• **Exercise**: From the records below, please return each line that holds the word "Documents".

*** Input ***

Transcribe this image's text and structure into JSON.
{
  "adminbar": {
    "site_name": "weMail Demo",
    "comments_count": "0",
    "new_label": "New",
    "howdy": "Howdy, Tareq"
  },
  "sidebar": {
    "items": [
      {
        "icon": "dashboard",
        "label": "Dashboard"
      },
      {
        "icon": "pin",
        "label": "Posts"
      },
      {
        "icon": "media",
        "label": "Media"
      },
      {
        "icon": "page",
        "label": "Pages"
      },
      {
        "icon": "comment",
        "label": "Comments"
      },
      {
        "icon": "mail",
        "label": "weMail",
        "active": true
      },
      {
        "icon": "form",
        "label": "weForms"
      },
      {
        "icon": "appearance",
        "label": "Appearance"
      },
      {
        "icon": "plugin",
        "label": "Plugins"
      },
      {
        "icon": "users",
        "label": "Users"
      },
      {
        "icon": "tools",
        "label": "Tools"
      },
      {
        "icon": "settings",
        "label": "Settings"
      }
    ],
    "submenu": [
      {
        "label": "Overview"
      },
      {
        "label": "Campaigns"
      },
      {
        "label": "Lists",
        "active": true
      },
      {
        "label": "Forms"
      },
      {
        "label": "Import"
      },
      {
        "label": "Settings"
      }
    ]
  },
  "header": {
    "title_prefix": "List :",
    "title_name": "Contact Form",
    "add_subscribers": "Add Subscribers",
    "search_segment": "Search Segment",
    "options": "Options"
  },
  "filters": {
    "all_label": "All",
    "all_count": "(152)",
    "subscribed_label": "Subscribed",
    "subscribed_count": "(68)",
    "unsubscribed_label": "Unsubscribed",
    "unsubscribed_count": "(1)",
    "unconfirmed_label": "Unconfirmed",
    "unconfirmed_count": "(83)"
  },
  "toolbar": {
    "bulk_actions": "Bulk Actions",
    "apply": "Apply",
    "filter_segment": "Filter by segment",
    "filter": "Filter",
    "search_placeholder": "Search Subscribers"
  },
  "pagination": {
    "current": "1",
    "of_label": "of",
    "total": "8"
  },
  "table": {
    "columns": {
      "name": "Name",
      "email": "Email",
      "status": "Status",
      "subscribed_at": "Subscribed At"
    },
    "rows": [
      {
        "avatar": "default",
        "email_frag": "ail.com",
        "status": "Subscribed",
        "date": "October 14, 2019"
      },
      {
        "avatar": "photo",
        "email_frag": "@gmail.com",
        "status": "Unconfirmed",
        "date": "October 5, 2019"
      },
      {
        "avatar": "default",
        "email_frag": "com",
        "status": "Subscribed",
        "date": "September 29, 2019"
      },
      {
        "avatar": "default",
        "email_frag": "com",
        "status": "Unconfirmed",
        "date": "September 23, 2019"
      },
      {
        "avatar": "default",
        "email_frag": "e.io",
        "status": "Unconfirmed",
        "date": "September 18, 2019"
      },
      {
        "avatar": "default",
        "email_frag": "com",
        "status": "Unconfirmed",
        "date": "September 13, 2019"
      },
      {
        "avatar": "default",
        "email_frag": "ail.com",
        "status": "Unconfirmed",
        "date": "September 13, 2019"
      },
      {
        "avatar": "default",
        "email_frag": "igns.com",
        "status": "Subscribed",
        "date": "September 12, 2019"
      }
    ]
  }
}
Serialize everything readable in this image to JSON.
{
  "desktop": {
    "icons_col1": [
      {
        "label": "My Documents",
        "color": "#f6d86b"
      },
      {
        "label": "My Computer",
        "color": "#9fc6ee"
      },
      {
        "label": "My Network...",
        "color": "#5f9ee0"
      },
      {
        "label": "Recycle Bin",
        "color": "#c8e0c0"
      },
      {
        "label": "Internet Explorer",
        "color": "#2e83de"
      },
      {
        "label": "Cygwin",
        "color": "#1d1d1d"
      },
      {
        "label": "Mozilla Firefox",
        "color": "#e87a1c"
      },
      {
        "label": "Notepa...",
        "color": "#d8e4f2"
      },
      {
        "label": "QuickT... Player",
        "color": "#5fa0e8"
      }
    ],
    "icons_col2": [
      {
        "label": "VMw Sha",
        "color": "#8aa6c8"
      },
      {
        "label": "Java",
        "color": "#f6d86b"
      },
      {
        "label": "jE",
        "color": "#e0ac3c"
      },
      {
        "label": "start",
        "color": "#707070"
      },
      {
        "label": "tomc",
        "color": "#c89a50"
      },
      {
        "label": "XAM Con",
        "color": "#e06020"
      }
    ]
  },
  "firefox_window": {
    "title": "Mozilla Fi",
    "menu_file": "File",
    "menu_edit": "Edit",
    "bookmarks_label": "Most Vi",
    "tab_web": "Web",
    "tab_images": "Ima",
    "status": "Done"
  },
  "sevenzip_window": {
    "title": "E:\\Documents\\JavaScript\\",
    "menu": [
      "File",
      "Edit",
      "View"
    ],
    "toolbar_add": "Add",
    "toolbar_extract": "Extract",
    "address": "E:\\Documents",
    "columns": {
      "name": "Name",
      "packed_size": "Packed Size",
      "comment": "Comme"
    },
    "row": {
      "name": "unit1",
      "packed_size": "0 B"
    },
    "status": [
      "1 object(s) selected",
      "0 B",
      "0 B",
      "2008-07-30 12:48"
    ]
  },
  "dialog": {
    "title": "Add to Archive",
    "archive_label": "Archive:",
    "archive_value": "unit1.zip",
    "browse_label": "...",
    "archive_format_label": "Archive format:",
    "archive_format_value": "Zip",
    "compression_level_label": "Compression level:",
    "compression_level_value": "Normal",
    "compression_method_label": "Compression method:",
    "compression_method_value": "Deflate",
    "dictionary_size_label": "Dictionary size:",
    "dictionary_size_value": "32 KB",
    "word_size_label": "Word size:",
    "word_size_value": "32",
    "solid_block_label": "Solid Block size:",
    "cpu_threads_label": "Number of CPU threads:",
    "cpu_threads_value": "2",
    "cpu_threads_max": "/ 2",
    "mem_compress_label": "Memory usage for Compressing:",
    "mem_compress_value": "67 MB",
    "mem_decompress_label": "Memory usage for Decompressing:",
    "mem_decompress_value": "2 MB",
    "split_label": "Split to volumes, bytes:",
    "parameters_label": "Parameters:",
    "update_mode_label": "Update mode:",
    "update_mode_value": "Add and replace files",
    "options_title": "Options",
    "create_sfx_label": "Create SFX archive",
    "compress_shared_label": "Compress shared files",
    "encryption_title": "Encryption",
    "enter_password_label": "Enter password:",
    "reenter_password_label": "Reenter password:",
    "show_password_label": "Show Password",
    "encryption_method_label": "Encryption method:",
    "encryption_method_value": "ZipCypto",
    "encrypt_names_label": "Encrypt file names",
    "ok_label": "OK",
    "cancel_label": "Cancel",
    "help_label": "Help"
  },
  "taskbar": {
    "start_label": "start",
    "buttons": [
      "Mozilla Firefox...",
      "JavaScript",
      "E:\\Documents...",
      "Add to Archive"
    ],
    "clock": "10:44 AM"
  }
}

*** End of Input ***

• **Reply**:
        "label": "My Documents",
    "title": "E:\\Documents\\JavaScript\\",
    "address": "E:\\Documents",
      "E:\\Documents...",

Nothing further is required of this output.